When you arrive in Mendoza, spend the first afternoon walking around the city. This is a university town and there’s great nightlife and plenty of excellent restaurants.
Day 4: Mendoza
Today is a day for wine tours! Mendoza is Argentina’s premier wine region and there are plenty of tour operators in town that will arrange transport for you out to the nearby wineries. You can spend a full day sipping wine, eating delicious food and touring the vineyards.
If you don’t want to join a tour, there are also some bicycle rental companies in town that can give you a bike and a map and you can cycle out to the closest vineyards in about 30 minutes.
My favorite Wineries were Ruca Malen, Norton, and Trapiche, and the best wines we tried included Monte Cinco Malbec, Fond de Cave Gran Reserva Malbec, Ruca Malen Malbec, Kinien Cabernet Sauvignon and probably my favorite of all – La Colonia Malbec from Norton.
Day 5: Bariloche
From Mendoza, you can hop on a flight down to Bariloche in the Lake District of Patagonia. This is where your outdoor adventures truly start in Argentina. I recommend renting a car when you land in Bariloche so that you can spend the next couple of days road tripping around the lake district, checking out different hiking trails and fishing spots.
On the day you land, hang around Bariloche for the night and check out this beautiful town. Bariloche is the “Little Switzerland” of Argentia and it really feels like a European mountain town. Stroll the pedestrian-only streets and shop for world-class chocolate and cheese as if you’ve suddenly been transported into the Alps.
Day 6: Road Trip To Villa La Angostura
This is a good time to rent a car in Argentina. There are many rental car companies available in Bariloche and you can get pretty good deals on cars there. From Bariloche, you can spend the next 2 days driving around the Lake District.
I recommend checking out Villa La Angostura and San Martin de los Andes. For fishing, there are plenty of rivers and lakes around the Lake District, but the river Limay is a favorite amongst anglers.
You can pick up a fishing license from the local fishing stores and head out on your own, or you can hire a guide as I did. The guides in this part of Argentina are excellent and really know these waters well. A guided fishing trip is an excellent way to enjoy the more exciting aspects of fishing, like reeling in big trout, while not having to worry about your gear, driving or knowing where to cast.
After a day of driving and fishing, you can spend the night in Villa La Angostura.
Day 7: Road Trip Back To Bariloche
After a nice relaxing evening in Villa La Angostura, hop back in the car and drive back to Bariloche. If you want to do a hike on your last day, you can consider part of the Tronador hike, which is near Bariloche and is normally an overnight trek, but you can just do a portion of it if you’d like.
This is technically the last day in our 7 day itinerary, so from here you would fly back to Buenos Aires and return home.
Argentina Itinerary Add-Ons:

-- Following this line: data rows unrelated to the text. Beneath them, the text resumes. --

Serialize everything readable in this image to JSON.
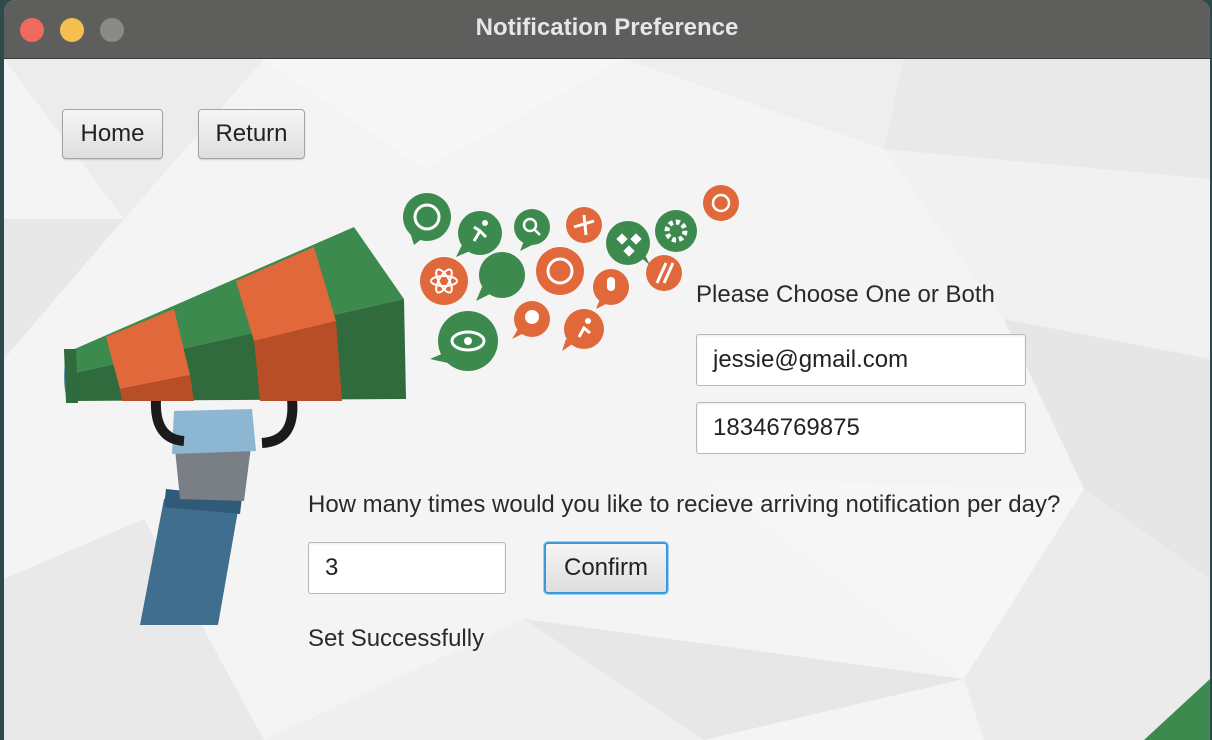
{
  "window": {
    "title": "Notification Preference"
  },
  "nav": {
    "home_label": "Home",
    "return_label": "Return"
  },
  "contact": {
    "prompt": "Please Choose One or Both",
    "email_value": "jessie@gmail.com",
    "phone_value": "18346769875"
  },
  "frequency": {
    "question": "How many times would you like to recieve arriving notification per day?",
    "value": "3",
    "confirm_label": "Confirm",
    "status": "Set Successfully"
  },
  "colors": {
    "green": "#3d8a4f",
    "orange": "#e0683a",
    "dark_green": "#2f6b3d",
    "sleeve_blue": "#3f6e8f",
    "glove_blue": "#8cb6d1",
    "confirm_focus": "#3a9ad9"
  },
  "icons": [
    "globe-icon",
    "runner-icon",
    "search-icon",
    "airplane-icon",
    "dropbox-icon",
    "gear-icon",
    "atom-icon",
    "chat-icon",
    "microphone-icon",
    "eye-icon",
    "palette-icon"
  ]
}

It is a real shame however to miss the southern reaches of Patagonia, so I’ve added some honorable mentions below in case you have a few extra days to continue.
About a 24 hour bus ride south of Bariloche is beautiful El Chalten. Here there are some incredible hiking trails to explore. If you have a day here, consider hiking to the base of Fitz Roy or the easier trail to Laguna Torre. Both have fantastic views and can be done in a day.

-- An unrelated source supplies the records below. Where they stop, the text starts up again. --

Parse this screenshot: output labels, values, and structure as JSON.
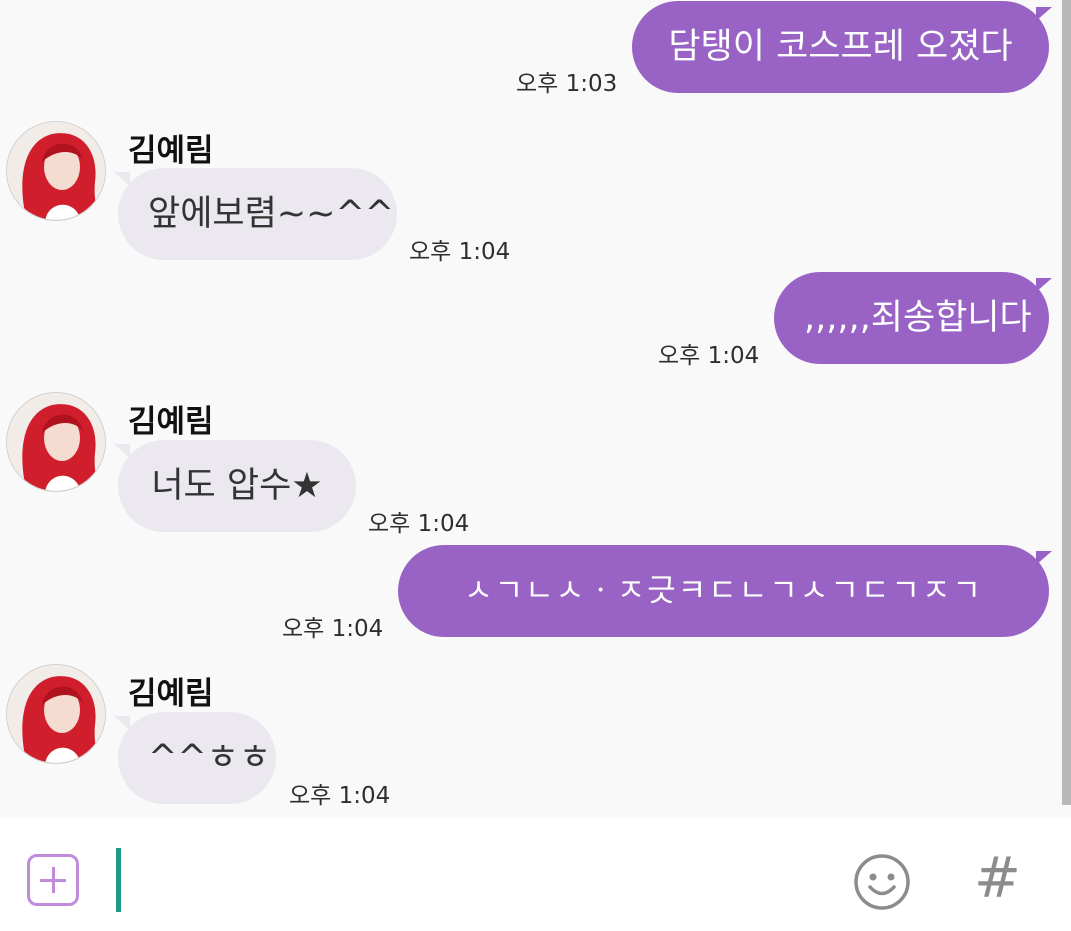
{
  "messages": [
    {
      "side": "out",
      "text": "담탱이 코스프레 오졌다",
      "time": "오후 1:03"
    },
    {
      "side": "in",
      "sender": "김예림",
      "text": "앞에보렴~~^^",
      "time": "오후 1:04"
    },
    {
      "side": "out",
      "text": ",,,,,,죄송합니다",
      "time": "오후 1:04"
    },
    {
      "side": "in",
      "sender": "김예림",
      "text": "너도 압수★",
      "time": "오후 1:04"
    },
    {
      "side": "out",
      "text": "ㅅㄱㄴㅅㆍㅈ긋ㅋㄷㄴㄱㅅㄱㄷㄱㅈㄱ",
      "time": "오후 1:04"
    },
    {
      "side": "in",
      "sender": "김예림",
      "text": "^^ㅎㅎ",
      "time": "오후 1:04"
    }
  ],
  "input": {
    "value": "",
    "plus_icon": "plus-square-icon",
    "emoji_icon": "smiley-icon",
    "hash_icon": "hashtag-icon",
    "hash_glyph": "#"
  },
  "colors": {
    "outgoing_bubble": "#9863c4",
    "incoming_bubble": "#ebe9ef",
    "accent": "#c08bd8",
    "cursor": "#1e9a88"
  }
}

Just under 4 hours drive south of El Chalten is El Calafate. If you have time, I recommend heading to the Perito Moreno Glacier for a day trip. Here you can see massive chunks of ice calving off into the inky blue water below.
It’s really difficult to cram a huge country like Argentina into a short 7-day itinerary, particularly if you’re traveling by land! But we did your best in this 7 day Argentina Itinerary, with a couple of cheeky add-ons at the end for those of you who can cheat up to 10 or 15 days.
The more time you have to explore Argentina, the better. This country is blessed with enough natural beauty, great food, and spectacular hiking trails to last a lifetime.